> _Exercise instructions_:
What lines below hold the string "data"? Copy them all.

> _Extracted material_:
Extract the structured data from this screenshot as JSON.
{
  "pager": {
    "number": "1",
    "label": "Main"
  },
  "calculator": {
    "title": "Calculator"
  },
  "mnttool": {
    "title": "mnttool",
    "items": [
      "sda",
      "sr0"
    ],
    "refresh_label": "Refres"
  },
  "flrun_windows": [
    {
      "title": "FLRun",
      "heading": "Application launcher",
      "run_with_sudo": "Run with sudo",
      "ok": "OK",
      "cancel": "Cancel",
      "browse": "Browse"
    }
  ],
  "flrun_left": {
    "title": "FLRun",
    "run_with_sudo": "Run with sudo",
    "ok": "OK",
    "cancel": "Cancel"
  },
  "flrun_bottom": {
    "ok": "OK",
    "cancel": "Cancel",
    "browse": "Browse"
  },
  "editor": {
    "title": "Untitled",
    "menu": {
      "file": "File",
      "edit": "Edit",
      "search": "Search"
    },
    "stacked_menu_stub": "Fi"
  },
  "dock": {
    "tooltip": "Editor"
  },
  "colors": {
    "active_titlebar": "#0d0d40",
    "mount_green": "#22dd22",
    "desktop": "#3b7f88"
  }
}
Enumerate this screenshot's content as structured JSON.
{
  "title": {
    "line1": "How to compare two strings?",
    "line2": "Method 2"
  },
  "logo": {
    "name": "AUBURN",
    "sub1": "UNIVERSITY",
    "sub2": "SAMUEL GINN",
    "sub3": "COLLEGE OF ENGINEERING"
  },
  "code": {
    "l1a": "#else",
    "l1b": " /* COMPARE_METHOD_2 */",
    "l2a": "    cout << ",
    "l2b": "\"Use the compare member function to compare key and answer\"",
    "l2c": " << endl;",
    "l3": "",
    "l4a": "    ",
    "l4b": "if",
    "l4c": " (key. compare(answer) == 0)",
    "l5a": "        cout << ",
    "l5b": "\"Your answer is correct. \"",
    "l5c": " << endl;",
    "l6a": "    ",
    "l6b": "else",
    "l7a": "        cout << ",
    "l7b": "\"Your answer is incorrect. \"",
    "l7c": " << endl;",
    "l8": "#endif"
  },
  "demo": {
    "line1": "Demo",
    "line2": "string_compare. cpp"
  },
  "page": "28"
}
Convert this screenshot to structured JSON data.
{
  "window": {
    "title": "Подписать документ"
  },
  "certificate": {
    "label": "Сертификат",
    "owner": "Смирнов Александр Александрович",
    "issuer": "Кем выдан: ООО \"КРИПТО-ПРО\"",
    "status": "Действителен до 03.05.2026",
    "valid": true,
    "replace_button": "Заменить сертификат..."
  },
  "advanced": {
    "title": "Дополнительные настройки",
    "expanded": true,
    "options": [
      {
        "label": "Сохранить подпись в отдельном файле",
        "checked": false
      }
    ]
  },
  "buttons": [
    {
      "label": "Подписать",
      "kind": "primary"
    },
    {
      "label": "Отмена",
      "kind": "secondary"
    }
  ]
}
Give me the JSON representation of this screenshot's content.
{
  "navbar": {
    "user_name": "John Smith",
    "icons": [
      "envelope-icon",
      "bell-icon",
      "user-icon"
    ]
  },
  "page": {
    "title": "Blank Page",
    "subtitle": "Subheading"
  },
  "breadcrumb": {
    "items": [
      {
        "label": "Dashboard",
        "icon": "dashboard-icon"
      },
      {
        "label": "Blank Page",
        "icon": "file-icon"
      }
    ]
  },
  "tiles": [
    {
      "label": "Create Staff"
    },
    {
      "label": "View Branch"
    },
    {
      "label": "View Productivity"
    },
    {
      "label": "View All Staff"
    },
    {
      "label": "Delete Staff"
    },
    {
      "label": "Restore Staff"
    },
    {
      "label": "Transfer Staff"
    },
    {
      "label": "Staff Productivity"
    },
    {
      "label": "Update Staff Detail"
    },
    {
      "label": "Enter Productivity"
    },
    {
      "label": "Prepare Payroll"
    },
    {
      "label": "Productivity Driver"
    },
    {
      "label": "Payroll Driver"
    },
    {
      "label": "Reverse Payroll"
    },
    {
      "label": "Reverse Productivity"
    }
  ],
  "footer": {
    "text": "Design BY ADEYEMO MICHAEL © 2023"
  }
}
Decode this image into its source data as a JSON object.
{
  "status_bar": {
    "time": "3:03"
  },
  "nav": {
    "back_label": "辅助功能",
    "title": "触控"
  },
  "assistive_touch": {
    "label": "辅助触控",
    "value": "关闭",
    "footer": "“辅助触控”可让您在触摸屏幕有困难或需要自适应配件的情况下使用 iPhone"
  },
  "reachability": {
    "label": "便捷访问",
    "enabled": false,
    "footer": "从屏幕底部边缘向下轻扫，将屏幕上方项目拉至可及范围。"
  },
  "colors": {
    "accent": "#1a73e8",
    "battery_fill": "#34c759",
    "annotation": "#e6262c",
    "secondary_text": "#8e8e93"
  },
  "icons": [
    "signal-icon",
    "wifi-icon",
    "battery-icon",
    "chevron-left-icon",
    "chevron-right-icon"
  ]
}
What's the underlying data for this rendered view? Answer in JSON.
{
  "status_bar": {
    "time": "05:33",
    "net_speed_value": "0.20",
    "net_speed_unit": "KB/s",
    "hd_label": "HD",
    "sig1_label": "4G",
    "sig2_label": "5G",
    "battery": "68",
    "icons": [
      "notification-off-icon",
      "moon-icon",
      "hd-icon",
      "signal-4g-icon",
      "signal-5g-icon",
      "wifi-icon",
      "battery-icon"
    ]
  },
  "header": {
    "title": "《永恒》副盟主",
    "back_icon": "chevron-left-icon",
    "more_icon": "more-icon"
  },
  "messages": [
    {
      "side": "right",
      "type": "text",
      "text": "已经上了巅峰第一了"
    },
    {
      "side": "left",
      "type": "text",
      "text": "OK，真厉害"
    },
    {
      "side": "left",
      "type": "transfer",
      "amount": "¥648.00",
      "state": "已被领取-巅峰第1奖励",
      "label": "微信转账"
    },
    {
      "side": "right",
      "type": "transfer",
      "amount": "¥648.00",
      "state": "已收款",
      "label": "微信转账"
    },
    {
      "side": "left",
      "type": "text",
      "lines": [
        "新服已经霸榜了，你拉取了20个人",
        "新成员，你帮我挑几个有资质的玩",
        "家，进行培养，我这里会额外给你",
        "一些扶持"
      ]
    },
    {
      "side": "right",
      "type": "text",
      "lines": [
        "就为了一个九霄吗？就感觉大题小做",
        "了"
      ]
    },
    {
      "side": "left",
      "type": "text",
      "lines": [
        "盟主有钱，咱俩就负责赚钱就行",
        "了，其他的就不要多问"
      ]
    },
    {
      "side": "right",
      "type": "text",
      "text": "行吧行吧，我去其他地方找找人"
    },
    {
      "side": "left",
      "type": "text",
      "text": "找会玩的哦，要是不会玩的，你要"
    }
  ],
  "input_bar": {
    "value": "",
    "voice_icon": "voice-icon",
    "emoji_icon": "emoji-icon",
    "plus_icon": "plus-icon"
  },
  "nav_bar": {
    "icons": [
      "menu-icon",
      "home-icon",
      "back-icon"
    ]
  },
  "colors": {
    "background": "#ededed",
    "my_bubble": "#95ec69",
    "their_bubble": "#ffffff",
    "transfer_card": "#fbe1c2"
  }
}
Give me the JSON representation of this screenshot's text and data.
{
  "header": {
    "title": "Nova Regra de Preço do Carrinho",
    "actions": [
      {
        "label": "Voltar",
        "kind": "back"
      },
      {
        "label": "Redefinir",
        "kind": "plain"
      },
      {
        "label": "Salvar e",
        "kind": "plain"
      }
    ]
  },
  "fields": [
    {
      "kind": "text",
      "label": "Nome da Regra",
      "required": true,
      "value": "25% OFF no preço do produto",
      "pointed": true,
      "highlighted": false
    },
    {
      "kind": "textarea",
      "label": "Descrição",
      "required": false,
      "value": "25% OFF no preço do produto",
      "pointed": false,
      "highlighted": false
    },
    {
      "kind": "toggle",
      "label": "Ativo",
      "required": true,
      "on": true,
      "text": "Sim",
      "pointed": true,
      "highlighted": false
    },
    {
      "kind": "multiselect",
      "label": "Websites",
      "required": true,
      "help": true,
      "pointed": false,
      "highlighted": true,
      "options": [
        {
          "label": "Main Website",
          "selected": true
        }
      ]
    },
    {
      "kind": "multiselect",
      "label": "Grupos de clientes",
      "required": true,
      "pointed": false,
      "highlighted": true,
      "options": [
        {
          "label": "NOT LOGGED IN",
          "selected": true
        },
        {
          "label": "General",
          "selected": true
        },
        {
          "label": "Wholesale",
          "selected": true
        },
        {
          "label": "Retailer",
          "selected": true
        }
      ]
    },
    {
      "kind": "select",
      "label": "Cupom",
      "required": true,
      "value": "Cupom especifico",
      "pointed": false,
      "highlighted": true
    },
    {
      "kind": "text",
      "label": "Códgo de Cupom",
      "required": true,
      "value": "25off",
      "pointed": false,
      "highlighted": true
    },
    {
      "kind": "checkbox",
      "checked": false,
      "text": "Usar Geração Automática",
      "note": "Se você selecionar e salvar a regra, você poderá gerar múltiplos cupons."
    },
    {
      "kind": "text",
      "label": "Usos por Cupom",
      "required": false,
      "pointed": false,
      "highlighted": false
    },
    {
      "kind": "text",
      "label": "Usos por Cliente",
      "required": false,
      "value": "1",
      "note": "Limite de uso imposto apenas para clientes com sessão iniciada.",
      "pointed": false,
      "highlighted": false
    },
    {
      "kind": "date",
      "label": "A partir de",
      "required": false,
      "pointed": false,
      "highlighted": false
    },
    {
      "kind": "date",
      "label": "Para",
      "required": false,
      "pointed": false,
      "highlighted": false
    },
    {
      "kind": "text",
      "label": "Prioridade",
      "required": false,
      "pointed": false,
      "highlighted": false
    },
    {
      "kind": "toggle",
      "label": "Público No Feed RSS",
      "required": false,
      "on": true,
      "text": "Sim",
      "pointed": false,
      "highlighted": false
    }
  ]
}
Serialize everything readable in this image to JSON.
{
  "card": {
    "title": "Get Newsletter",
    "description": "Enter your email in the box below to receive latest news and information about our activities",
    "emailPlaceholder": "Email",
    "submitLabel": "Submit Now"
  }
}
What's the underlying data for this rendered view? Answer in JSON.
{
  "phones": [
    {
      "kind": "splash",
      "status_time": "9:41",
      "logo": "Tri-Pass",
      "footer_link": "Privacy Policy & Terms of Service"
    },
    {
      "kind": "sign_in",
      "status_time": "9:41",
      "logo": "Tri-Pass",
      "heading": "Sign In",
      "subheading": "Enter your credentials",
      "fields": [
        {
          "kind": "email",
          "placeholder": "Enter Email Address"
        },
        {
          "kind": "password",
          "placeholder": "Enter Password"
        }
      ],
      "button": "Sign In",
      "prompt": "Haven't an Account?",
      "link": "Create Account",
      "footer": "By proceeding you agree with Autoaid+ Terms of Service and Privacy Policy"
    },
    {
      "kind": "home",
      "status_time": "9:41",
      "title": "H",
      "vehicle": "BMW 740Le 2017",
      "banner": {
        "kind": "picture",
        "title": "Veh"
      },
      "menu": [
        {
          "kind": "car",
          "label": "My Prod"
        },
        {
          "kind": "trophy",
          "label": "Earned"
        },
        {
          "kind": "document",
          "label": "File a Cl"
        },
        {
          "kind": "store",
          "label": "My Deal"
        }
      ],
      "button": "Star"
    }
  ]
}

> _Solution to this problem_:
Extract the structured data from this screenshot as JSON.
Convert this screenshot to structured JSON data.
Decode this image into its source data as a JSON object.
What's the underlying data for this rendered view? Answer in JSON.
Give me the JSON representation of this screenshot's text and data.
What's the underlying data for this rendered view? Answer in JSON.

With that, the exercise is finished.